We’ve opted out — wish us luck!
20/07/2012 § 3 Comments
We decided to go to the opt-out route for our quake-damaged Christchurch house. Each event caused in the region of $10,000 to $50,000, which put us in the $10,000 to $100,000 bracket. The total may come to more that $100,000, but because it’s spread over multiple events, we were still in the Fletcher programme.
I’m quite wary of the EQC assessments. It really comes down to two instances with them. The first instance came after the September earthquake. The team of two assessors examined our property. One assessor noted the hairline crack in the roughcast on the brick chimney and said it needed further assessment. The other said, ‘She’ll be right.’ Well, February came around and she wasn’t right. No, the chimney crashed through the roof and came to rest on the ceiling of the lounge, right above the tenant.
The other instance also happened at the assessment for the September quake. They used a laser level to see whether the concrete slab had moved. If it was out more than 10mm, then it was considered a problem. The first measurement indicated that it was, in fact, out by 10mm-11mm. They rechecked it and, mirabile dictu, it was fine. Since I don’t happen to have my own laser level, I couldn’t verify any of this. It just reminded me of a casino: the house — EQC — always won.
Then, there have been the rule changes. This isn’t an insurance contract, in which the terms are set at the time of the event. EQC keeps changing the rules and they don’t even necessarily tell you. We had a devil of a time being reimbursed for getting the chimney removed. We figured it wouldn’t be a problem, because the removal cost less than the $10,000 cap for emergency work. It turned out that they reduced the cap to $2,000 between September and February, but didn’t make it widely known. So what would have been a simple reimbursement turned into months of proving that, yes, a chimney crushing a collapsed roof does rather constitute an emergency.
The latest rule change to verify that the house always wins is also about reimbursements. From the start, you’ve been able to opt out of the Fletcher programme. If you were in our damage bracket, you could wait in line for Fletcher or get another contractor. EQC would then pay the contractor. Now, the new rule is that EQC won’t release any money until the work is done. Then, they will reimburse you off the contractor’s invoices. That is, you now need a cash float of up to $100,000 (or more) if you don’t want to use Fletcher.
Mostly, it looks like a way to keep people in the Fletcher programme. Were too many people opting out?

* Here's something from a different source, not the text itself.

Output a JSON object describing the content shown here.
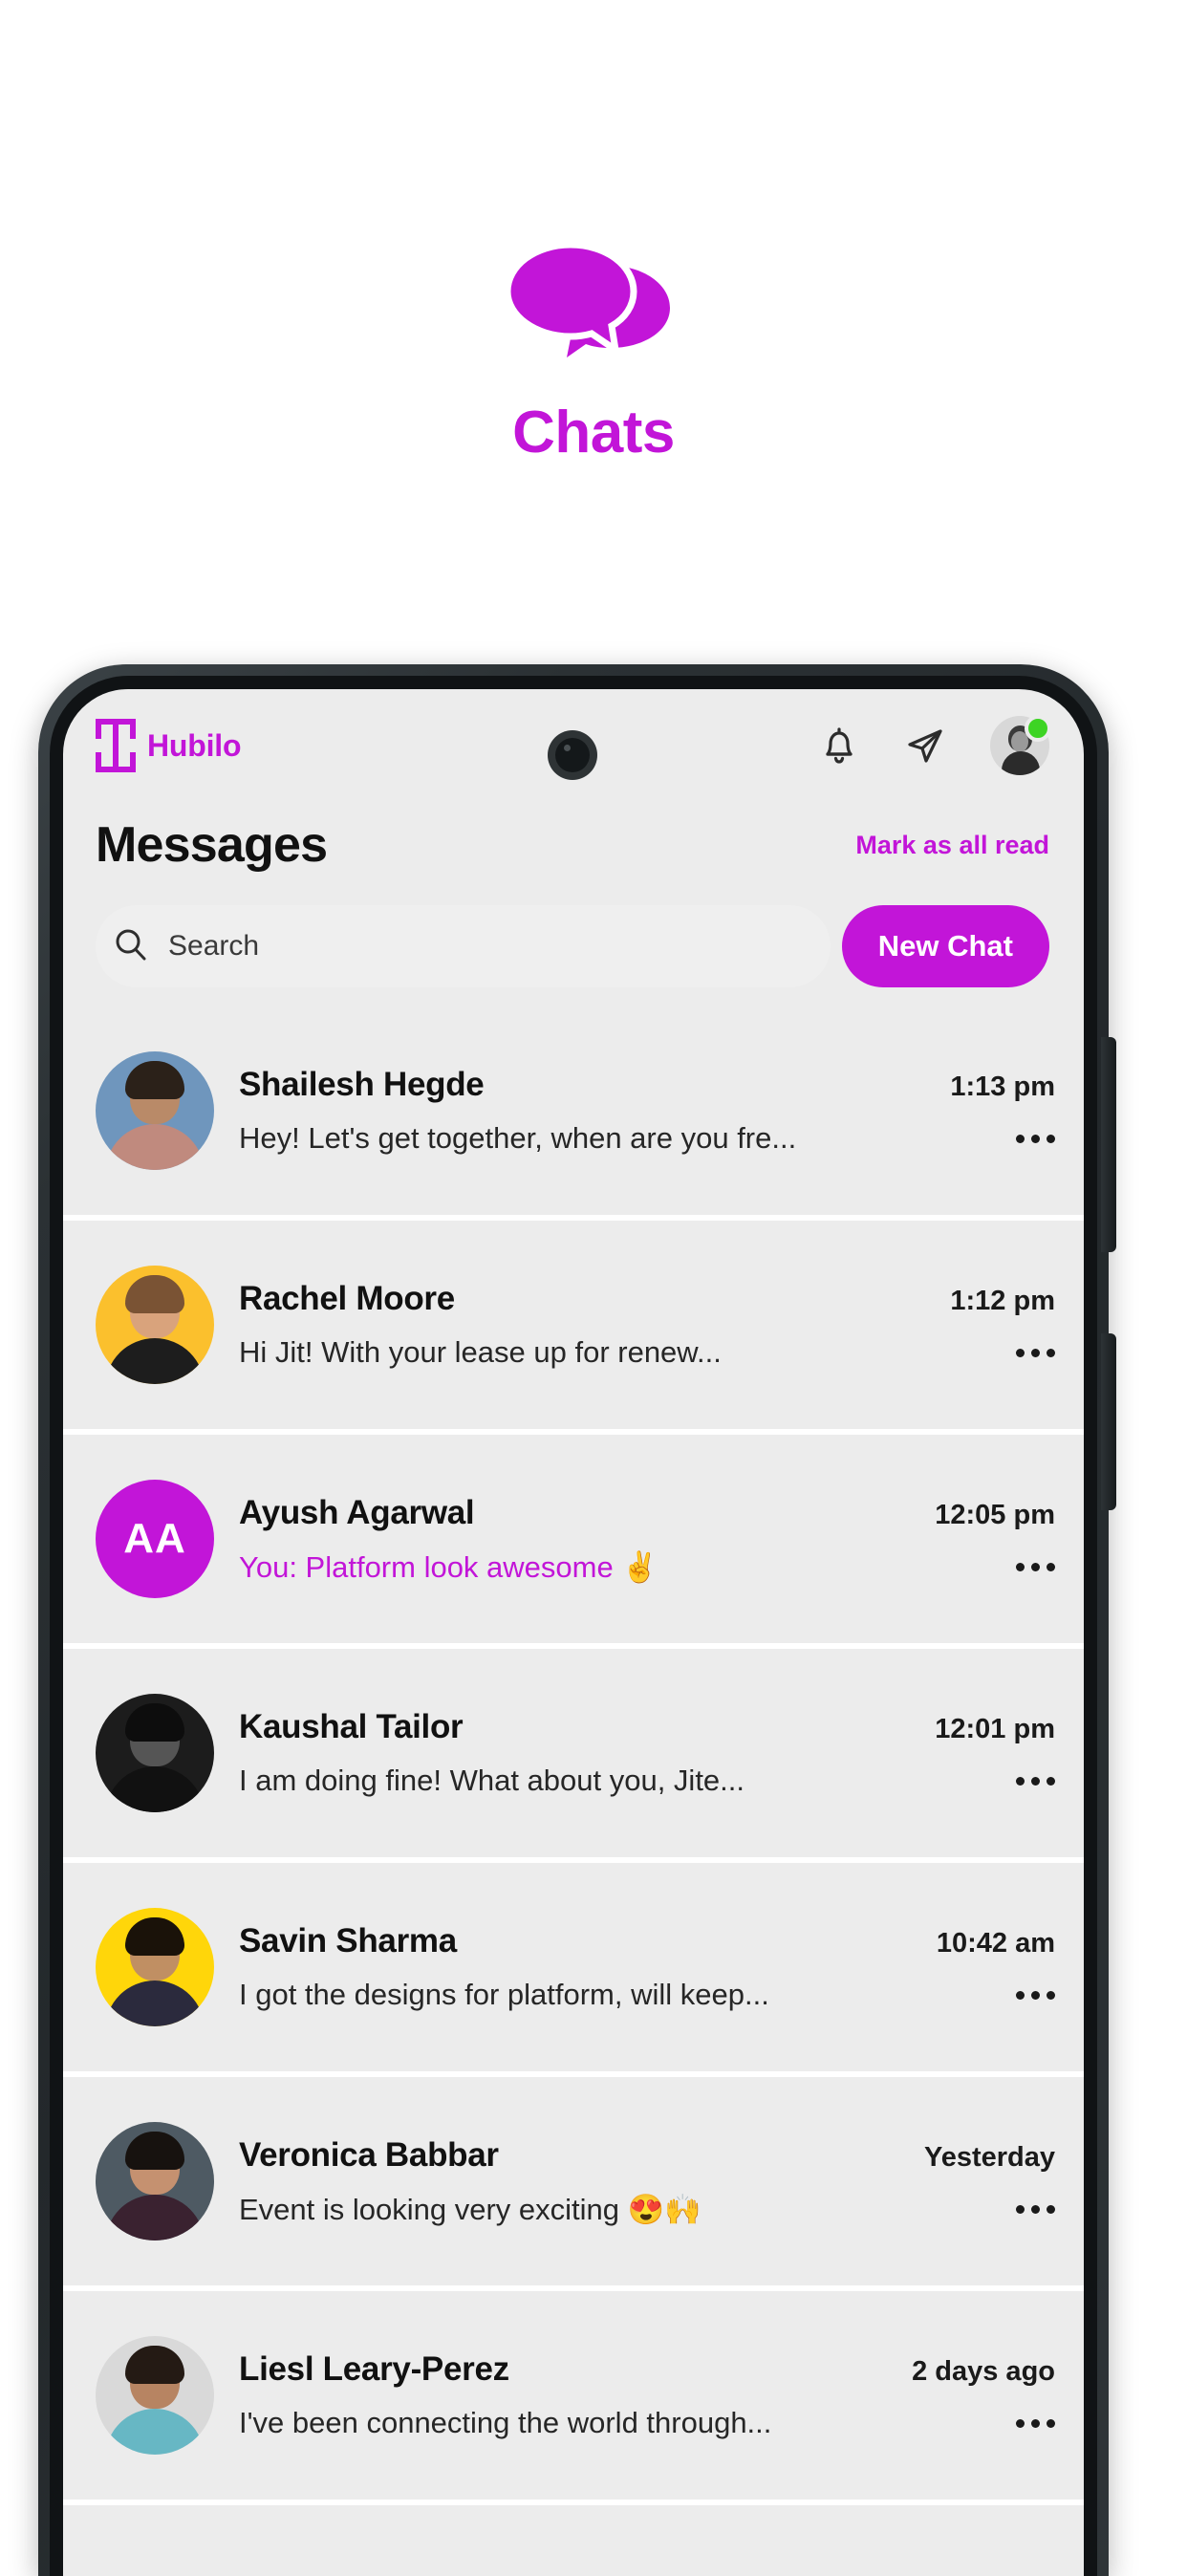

Perhaps they were, and for good reason. We had already lowered our expectations after the stories we’ve heard of slap-dash repair work. Then, we heard that the rates for painters have been lowered. The explanation sounds good — rates were above market rates, and we can’t let the painters gouge the government. But — news flash — there was a catastrophe. Prices for lots of things are above normal market rates. Is it any wonder that just when demand increases, so does the price? We’ve heard from several people that the quality of painting wasn’t great. This should drive it down even further.
The other problem concerns rental properties. Fletcher just tells you when your number comes up, and you have three days to three weeks to clear out. Apparently, landlords may be on the hook for finding alternative accommodation for tenants. There were also some other legal issues listed in a long letter we received.
At least one contractor sees this as an opportunity. We were referred to one who is working with landlords and timing repairs around the rental contracts and vacancies. It may ending up costing a little more, but the Fletcher option was also going to have hidden costs. Of course, the new reimbursement rules are making it harder, but we are working through those issues.
The next step is verifying the scope of work. That should happen over the next week. Then, hopefully, they can start work in a few weeks and the house will be repaired by the end of September. I’ll let you know how it goes.